Given the ongoing discussions in this case, Judge Rondeau preferred not to grant the court an interview Have to. “It is not appropriate to comment in detail on the various angles from which the file is discussed,” she wrote in an email sent on Friday.
She then stressed that the current organization of the work of judges in criminal cases has not changed for 40 years and that it “represents an important concern that has been the subject of reflection and discussion within our institution for some time. According to the Québec Court the restructuring of judges’ work is “needed by the development of this function”.
Judge Rondeau said she was waiting to meet the minister. Meanwhile, “ongoing discussions with ministry officials include an assessment of the impact of such a reorganization on court hours, which vary by region,” she added. “Concerned and aware of this impact, the Québec Court is participating in this work in a spirit of collaboration aimed at the gradual deployment of additional resources so that it can deliver quality services, in line with public expectations, within a reasonable time.” . . »
Like other players in this field, we are very concerned about the impact that the Quebec Court’s decision would have on judicial delays without consulting judicial partners.
For his part, the head of criminal and prosecution expressed concern about the will of the Quebec court. “This decision raises concerns within our institution as it will inevitably result in an extension of institutional deadlines,” said her spokeswoman, Ms.and Audrey Roy Cloutier.
“While the impact on our ability to comply with the caps set by the Jordanian decision will not be the same across courthouses, in the interests of victims, witnesses, defendants and the public’s confidence, we must be concerned about any extension of court delays that may occur.” judicial system,” she added, after specifying that “many concerted efforts have been made by all those involved in the judicial system to reduce judicial delays since the Jordan decision”.
The Commission des Services Juridiques (CSJ), which is responsible for ensuring that legal aid is available to those entitled to it, is also “concerned about the impact [l’orientation de la Cour du Québec] to the increase in judicial delays in general”.
His Secretary General, Mr.and Richard La Charité, announced this Have to that the SCJ “has communicated its concerns to the court” and “expressed its willingness to discuss and cooperate in this case.” The CSJ estimates that almost 75% of the cases tried in the Criminal and Criminal Division of the Quebec Court are tried under the guise of the Mutual Assistance Plan, he specified.

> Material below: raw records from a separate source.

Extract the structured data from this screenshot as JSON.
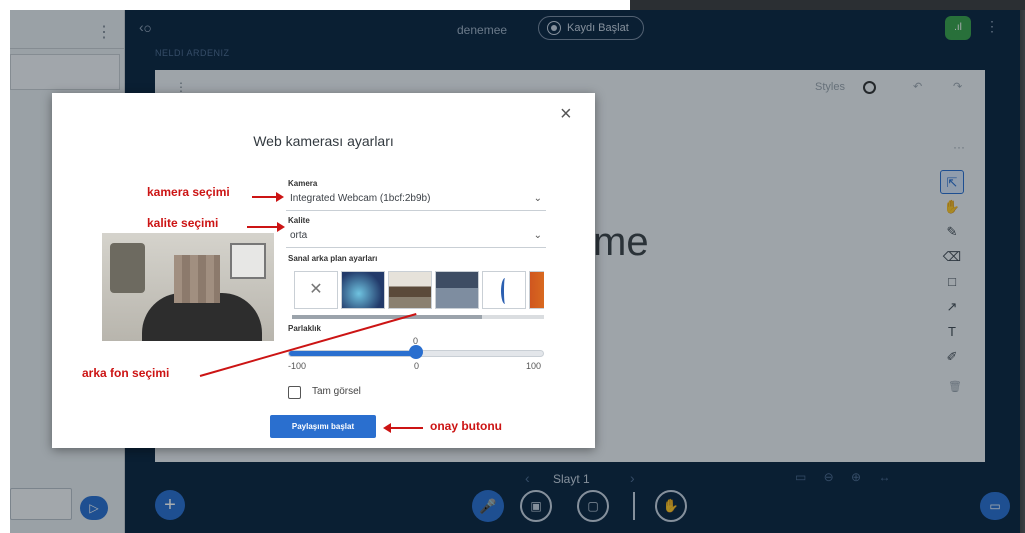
{
  "app": {
    "meeting_title": "denemee",
    "record_label": "Kaydı Başlat",
    "presenter_name": "NELDI ARDENIZ",
    "styles_label": "Styles",
    "slide_label": "Slayt 1",
    "big_text": "me"
  },
  "icons": {
    "user": "user-icon",
    "dots": "more-icon",
    "record": "record-icon",
    "signal": "signal-icon",
    "undo": "undo-icon",
    "redo": "redo-icon",
    "select": "select-arrow-icon",
    "hand": "hand-icon",
    "pencil": "pencil-icon",
    "eraser": "eraser-icon",
    "rect": "rectangle-icon",
    "arrow": "arrow-icon",
    "text": "text-icon",
    "note": "note-icon",
    "trash": "trash-icon",
    "mic": "microphone-icon",
    "camera": "camera-icon",
    "screen": "screen-share-icon",
    "send": "send-icon",
    "plus": "plus-icon",
    "present": "presentation-icon"
  },
  "modal": {
    "title": "Web kamerası ayarları",
    "camera_label": "Kamera",
    "camera_value": "Integrated Webcam (1bcf:2b9b)",
    "quality_label": "Kalite",
    "quality_value": "orta",
    "background_label": "Sanal arka plan ayarları",
    "brightness_label": "Parlaklık",
    "brightness_value": "0",
    "brightness_min": "-100",
    "brightness_mid": "0",
    "brightness_max": "100",
    "brightness_level": 0.5,
    "full_view_label": "Tam görsel",
    "start_button": "Paylaşımı başlat",
    "close": "×"
  },
  "annotations": {
    "camera": "kamera seçimi",
    "quality": "kalite seçimi",
    "background": "arka fon seçimi",
    "confirm": "onay butonu"
  },
  "colors": {
    "accent": "#2a6fcf",
    "annotation": "#cc1414",
    "app_bg": "#0c2540"
  }
}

More complex cases
Former President of the Quebec Bar Association, Michel Lebrun, expressed dismay at the number of cases the Justice Department’s impact assessment says would be affected. The current president of the association, Marie-Pier Boulet, had not responded to our interview request at the time of writing.
“What Justice Rondeau is addressing is that the cases are more complex [et demandent donc plus de temps aux juges]. And that is an observation that we also made, that we share,” said Mr. Lebrun. In his opinion, the complexity of the files is particularly evident in cases of marital and sexual coercion, “in which the judges make very complex decisions”, which require “much harder work for the judiciary”.
The possible multiplication of “Jordan verdicts” is far from pleasing to him. “A judgment that ends with a stay of proceedings is something like an admission of failure in the management of a particular file. […] For us, the message of the Jordan judgment is that the state must provide the necessary funds,” he argued.